Good afternoon lucia4 an thank you for the question. I hope you find
the following information useful.
Coral used in jewelry making ranges in color from pale pink (called
angelskin coral) to orange to red to white to black. The most valued
colors are deep red (called noble coral) and pink.
Red Coral: The most valued coral of all, favored worldwide for its
hardness, beauty, and sanguine hue. Red Coral is brought up from the
sandy bottom of the Mediterranean, and the Gulf of Naples near Genoa.
It is also found off Algiers and Tunis on the African side, in the
waters of Sardinia, Corsica, Catalonia and Provence, as well as along
parts of the French and the Spanish seaboard.
Precious, or Noble Coral: A type of red coral called Corallium Rubrum,
or Corallium Nobile, Precious coral can be found in the Mediterranean,
Sardinia and Sicily, as well as in Tunis, Algeria and Morocco.
Black Coral: This coral is a horny substance particularly good for
carving and molding ? it actually bends when it is warmed! The black
hue is believed to be coral in the first stage of decay, since the
color only persists a little below the surface. Once abundant in the
Persian Gulf, a similar type is found in the Mediterranean.
Blue Coral: As with Black Coral, this variety is thought to be coral
in the first stage of decomposition, since the color usually extends
only just below the surface. It is known both as Allopora Subviolacea
and Akori. This unusual variety has been found off of Cameroon.
Golden coral: Divers off Maui, in Hawaii, have brought up this pretty
variety of coral, which has a resinous or lacquered texture.
It used to be thought that coral protected the wearer, so it was a

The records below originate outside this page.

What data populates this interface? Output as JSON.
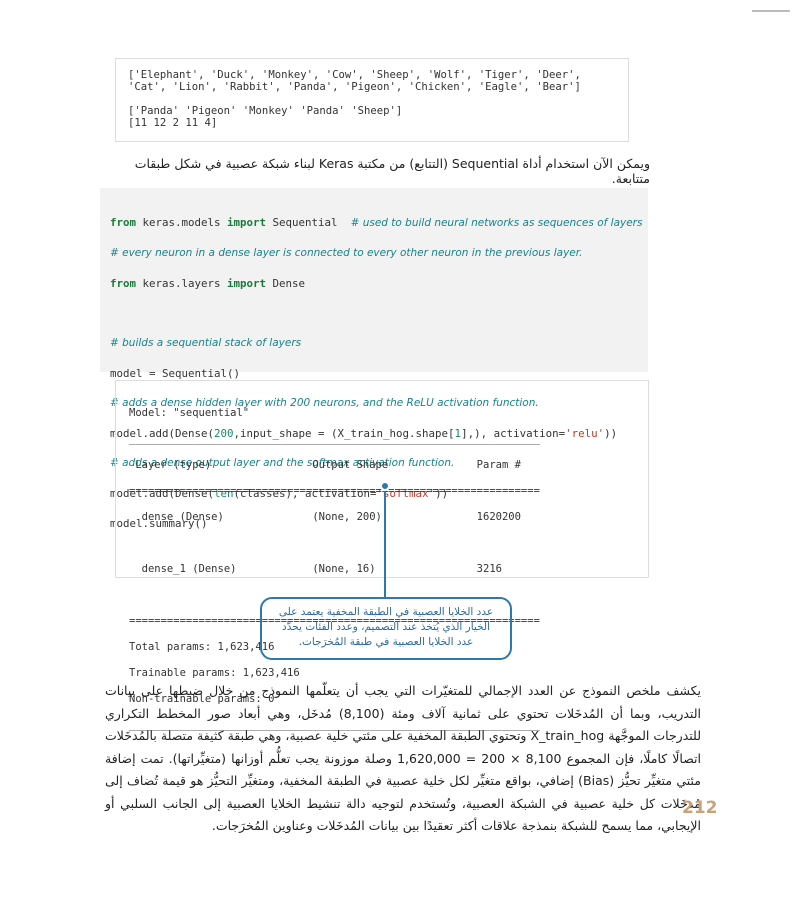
{
  "output1": {
    "lines": [
      "['Elephant', 'Duck', 'Monkey', 'Cow', 'Sheep', 'Wolf', 'Tiger', 'Deer',",
      "'Cat', 'Lion', 'Rabbit', 'Panda', 'Pigeon', 'Chicken', 'Eagle', 'Bear']",
      "",
      "['Panda' 'Pigeon' 'Monkey' 'Panda' 'Sheep']",
      "[11 12 2 11 4]"
    ]
  },
  "intro_text": "ويمكن الآن استخدام أداة Sequential (التتابع) من مكتبة Keras لبناء شبكة عصبية في شكل طبقات متتابعة.",
  "code": {
    "l1_from": "from",
    "l1_mod": " keras.models ",
    "l1_import": "import",
    "l1_rest": " Sequential  ",
    "l1_comment": "# used to build neural networks as sequences of layers",
    "l2_comment": "# every neuron in a dense layer is connected to every other neuron in the previous layer.",
    "l3_from": "from",
    "l3_mod": " keras.layers ",
    "l3_import": "import",
    "l3_rest": " Dense",
    "l5_comment": "# builds a sequential stack of layers",
    "l6": "model = Sequential()",
    "l7_comment": "# adds a dense hidden layer with 200 neurons, and the ReLU activation function.",
    "l8_a": "model.add(Dense(",
    "l8_num": "200",
    "l8_b": ",input_shape = (X_train_hog.shape[",
    "l8_num2": "1",
    "l8_c": "],), activation=",
    "l8_str": "'relu'",
    "l8_d": "))",
    "l9_comment": "# adds a dense output layer and the softmax activation function.",
    "l10_a": "model.add(Dense(",
    "l10_fn": "len",
    "l10_b": "(classes), activation=",
    "l10_str": "'softmax'",
    "l10_c": "))",
    "l11": "model.summary()"
  },
  "summary": {
    "lines": [
      "Model: \"sequential\"",
      "_________________________________________________________________",
      " Layer (type)                Output Shape              Param #   ",
      "=================================================================",
      "  dense (Dense)              (None, 200)               1620200   ",
      "",
      "  dense_1 (Dense)            (None, 16)                3216      ",
      "",
      "=================================================================",
      "Total params: 1,623,416",
      "Trainable params: 1,623,416",
      "Non-trainable params: 0",
      "_________________________________________________________________"
    ]
  },
  "callout": "عدد الخلايا العصبية في الطبقة المخفية يعتمد على الخيار الذي يُتخذ عند التصميم، وعدد الفئات يحدّد عدد الخلايا العصبية في طبقة المُخرَجات.",
  "paragraph": "يكشف ملخص النموذج عن العدد الإجمالي للمتغيّرات التي يجب أن يتعلّمها النموذج من خلال ضبطها على بيانات التدريب، وبما أن المُدخَلات تحتوي على ثمانية آلاف ومئة (8,100) مُدخَل، وهي أبعاد صور المخطط التكراري للتدرجات الموجَّهة X_train_hog وتحتوي الطبقة المخفية على مئتي خلية عصبية، وهي طبقة كثيفة متصلة بالمُدخَلات اتصالًا كاملًا، فإن المجموع 8,100 × 200 = 1,620,000 وصلة موزونة يجب تعلُّم أوزانها (متغيِّراتها). تمت إضافة مئتي متغيِّر تحيُّز (Bias) إضافي، بواقع متغيِّر لكل خلية عصبية في الطبقة المخفية، ومتغيِّر التحيُّز هو قيمة تُضاف إلى مُدخَلات كل خلية عصبية في الشبكة العصبية، وتُستخدم لتوجيه دالة تنشيط الخلايا العصبية إلى الجانب السلبي أو الإيجابي، مما يسمح للشبكة بنمذجة علاقات أكثر تعقيدًا بين بيانات المُدخَلات وعناوين المُخرَجات.",
  "page_number": "212",
  "colors": {
    "accent": "#2a7ab0",
    "page_number": "#c9a27a",
    "keyword": "#1a7a3a",
    "comment": "#17838c",
    "string": "#c0392b"
  }
}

traditional gift to children.
Since it is composed of calcium carbonate, coral will effervesce
(fizz, bubble or spark) if touched with acid. I believe you can
effectively ?test? your coral jewelry using this method but if you
insist on doing it yourself, be very careful as we all know that acid
can be very harmful if it comes in contact with skin or other things.
Coral is also porous so there will be some "imperfections" in the
coral beads. Coral is also softer than glass and other gem materials
with a hardness of only 3.5. As a result it should be stored carefully
to avoid scratches.
Although your jewelry could be genuine, to be sure you really need to
get a professional evaluation by a certified jewelry appraiser. I can
give you a list of appraisers in your area if you tell me the city &
state you live in. Otherwise, you may want to use the Superpages
database found at:
( http://www.superpages.com/yellowpages/C-Jewelry+Appraisers/S-/T-/ )
If this answer requires further explanation, please request
clarification before rating it, and I'll be happy to look into this
Google Answers Researcher
Jewelry & Gem Dictionary
( http://www.original-diamonds.com/dictionary_c.php )
( http://jewelry.about.com/od/coral/ )
Clarification of Answer by
04 Aug 2005 16:17 PDT
If I remember by chemistry correctly, calcium carbonate reacts with
acids to produce carbon dioxide gas, which we observe as bubbles. It
can be tested using regular household vinegar.
According to most chemistry sites on the net, the "acid test" the
geologists use to test minerals uses either dilute hydrochloric acid
(<10% solution) or dilute acetic acid (vinegar).
Additionally, Nancy Stacy, a certified jewelry appraiser based in
Walnut Creek, CA, has verified that the methods mentioned above would
be used by a gemologist to test if the coral was genuine or not.
Additionally, they could take a Refractive Index reading, and with
microscopic could observe growth lines, small pits and areas of
branching. If you have any other questions for her, you can email her